Sturla Atlas brings a quasi-90s East 17 meets Drake energy to a crowd who – seemingly inexplicably – simultaneously crouch to the floor of the venue on (what I presume is) command; the unfortunately-named Vaginaboys deliver far more than their moniker suggests, something like a hip-hop Nicolas Winding Refn soundtrack, sonically louche and vibrantly neon; and Lord Pusswhip veers frequently, intelligently in to Oneohtrix territory without bastardising the genre with intellectualism for its own sake. And then, of course, there's Skepta and JME. Over an almost innumerable amount of shows across several festivals, I'm not sure I remember seeing anything quite like the storm that's whipped up in Reykjavík's modern art museum – the crowd undulating, unified, murmurating like starlings – sweat dripping from the ceiling. At a very base level it's pretty safe to say everyone's into it. But the truth is something more like everyone's part of it.

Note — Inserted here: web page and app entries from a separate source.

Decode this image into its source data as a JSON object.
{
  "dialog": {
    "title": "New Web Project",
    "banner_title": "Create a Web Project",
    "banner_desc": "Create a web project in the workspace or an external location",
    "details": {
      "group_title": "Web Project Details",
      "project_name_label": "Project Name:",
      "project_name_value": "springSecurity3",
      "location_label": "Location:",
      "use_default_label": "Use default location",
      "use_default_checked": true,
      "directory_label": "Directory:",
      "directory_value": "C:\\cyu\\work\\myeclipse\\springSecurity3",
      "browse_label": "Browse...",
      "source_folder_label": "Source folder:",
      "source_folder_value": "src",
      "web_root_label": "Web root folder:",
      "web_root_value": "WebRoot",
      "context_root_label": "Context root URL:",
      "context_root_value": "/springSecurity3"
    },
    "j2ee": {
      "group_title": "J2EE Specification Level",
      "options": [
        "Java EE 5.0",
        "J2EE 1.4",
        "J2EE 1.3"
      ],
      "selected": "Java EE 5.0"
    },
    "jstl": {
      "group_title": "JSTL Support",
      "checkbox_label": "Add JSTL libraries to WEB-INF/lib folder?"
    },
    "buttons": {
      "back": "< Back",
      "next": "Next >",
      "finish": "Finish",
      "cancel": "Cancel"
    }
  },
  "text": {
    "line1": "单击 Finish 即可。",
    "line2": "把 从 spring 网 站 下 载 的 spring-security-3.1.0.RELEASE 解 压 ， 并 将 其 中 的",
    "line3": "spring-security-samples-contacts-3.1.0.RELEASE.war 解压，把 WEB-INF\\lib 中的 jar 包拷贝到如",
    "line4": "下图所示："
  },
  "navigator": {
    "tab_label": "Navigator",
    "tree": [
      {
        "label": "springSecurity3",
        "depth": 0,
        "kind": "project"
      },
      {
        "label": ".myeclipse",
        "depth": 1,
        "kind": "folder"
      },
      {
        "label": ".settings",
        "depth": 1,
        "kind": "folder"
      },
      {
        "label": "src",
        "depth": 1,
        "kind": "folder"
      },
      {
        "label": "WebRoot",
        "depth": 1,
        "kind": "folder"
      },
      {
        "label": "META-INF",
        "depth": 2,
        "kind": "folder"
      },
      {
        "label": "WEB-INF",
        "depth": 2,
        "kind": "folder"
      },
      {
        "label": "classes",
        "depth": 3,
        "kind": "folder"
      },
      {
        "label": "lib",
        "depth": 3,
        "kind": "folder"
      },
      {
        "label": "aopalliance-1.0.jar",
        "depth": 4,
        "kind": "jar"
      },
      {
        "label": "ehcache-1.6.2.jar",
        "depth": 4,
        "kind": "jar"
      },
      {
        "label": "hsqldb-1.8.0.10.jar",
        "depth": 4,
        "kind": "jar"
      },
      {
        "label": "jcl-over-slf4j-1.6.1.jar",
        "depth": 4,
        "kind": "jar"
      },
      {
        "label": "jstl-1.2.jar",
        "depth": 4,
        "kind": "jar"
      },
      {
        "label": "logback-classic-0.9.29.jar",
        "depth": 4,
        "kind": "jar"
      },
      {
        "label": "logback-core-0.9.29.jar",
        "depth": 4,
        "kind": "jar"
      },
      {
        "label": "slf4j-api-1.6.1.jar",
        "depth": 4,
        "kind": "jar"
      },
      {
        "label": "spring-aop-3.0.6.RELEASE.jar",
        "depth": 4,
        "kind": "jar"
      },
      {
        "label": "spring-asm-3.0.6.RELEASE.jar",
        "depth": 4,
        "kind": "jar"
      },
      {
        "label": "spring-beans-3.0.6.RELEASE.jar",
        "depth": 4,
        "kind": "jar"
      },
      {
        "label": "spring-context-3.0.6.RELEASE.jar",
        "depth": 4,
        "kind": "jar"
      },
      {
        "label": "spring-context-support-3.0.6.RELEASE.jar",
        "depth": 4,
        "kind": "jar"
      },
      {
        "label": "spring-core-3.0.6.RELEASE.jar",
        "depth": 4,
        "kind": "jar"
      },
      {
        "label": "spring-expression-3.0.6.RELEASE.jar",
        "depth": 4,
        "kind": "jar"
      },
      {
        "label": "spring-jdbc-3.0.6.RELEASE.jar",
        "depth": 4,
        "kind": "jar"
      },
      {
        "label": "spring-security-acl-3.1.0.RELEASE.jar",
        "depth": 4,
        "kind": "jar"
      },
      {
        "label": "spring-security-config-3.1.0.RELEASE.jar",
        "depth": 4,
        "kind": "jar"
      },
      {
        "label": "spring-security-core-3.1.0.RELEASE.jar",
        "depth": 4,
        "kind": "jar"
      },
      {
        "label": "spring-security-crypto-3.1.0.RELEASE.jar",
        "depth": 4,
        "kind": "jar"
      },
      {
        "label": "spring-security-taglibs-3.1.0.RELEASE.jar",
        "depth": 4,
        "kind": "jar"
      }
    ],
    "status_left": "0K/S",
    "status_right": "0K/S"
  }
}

Sigur Rós and Björk, after all, do not an entire country's musical taste and export make.

Perfume Genius is catharsis incarnate

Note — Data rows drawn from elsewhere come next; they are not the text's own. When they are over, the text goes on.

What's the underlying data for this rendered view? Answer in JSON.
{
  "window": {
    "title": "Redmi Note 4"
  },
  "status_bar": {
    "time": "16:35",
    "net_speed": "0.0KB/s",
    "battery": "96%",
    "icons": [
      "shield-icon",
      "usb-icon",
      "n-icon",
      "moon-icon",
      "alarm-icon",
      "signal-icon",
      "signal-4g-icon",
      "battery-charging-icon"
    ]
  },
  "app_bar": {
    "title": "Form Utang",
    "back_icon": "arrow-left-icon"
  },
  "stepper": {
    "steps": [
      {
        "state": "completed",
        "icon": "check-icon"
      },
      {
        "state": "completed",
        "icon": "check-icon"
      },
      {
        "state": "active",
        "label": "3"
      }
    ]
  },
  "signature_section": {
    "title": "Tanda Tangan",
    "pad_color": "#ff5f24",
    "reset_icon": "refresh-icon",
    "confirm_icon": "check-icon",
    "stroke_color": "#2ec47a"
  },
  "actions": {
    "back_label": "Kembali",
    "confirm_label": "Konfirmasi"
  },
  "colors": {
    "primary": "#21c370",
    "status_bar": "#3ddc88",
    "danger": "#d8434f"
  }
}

Perhaps it's indicative of a certain state of mind – of days and nights where sleep is a distant relative whose presence, once welcome, has become such an oddity that it seems somehow uncanny – but Perfume Genius' set is little short of emotionally crippling. While friends provide different accounts of the evening – of a set that could have done with some more up-tempo songs to boost and foster the energy – but Mike Hadreas provides exactly what I didn't know I needed at that very moment in time: a pure catharsis of nothing in particular. Gripes about the energy of the show, though understandable to a point, seem to be entirely misplaced – or based, at least, on a misconception of what this set is: not a baroque indie lightning storm or a hurricane-level wind of guitar-led sentiment, but something more like a steam valve – a slow release of unfathomable pressure through the keys of a piano and a freefalling voice cushioned with the longing for something just out of reach.

All good things come to an end

The Northern Lights have been simmering, gently pulsating over the city since the daylight sportingly called it quits and I've been out for a walk with no hat and no coat because, as I've suspected for some time, I'm a very real kind of moron.   The festival is technically over; probably there are more English people here now – with flight and hotel prices significantly lower than the last week – than there were when the city seemed flooded with people; I hear their voices passing, mercurial in the evening, but absent in the day – the problem of tourism manifest in the invisibility of thousands of tourists, their hotel rooms in Reykjavík but their interest in the city seemingly nowhere to be found.

It's their fucking loss.

  1. Mentioning a venue that few people outside of Iceland will have heard of might seem like kind of an in-joke – a  "dick move", if you will – but until very recently NASA was subject to the same not-so-existential threat as so many of the venues and artist spaces in London: that it would be closed, knocked down, and replaced with a hotel. Tourism, after all, is big in Iceland and only getting bigger; dams and smelting plants threaten the near-unparalleled natural beauty of the country's highlands, but the unstoppable flow of nature-seeking tourists is equally accountable for disturbing and destroying the equilibrium of life in Reykjavík).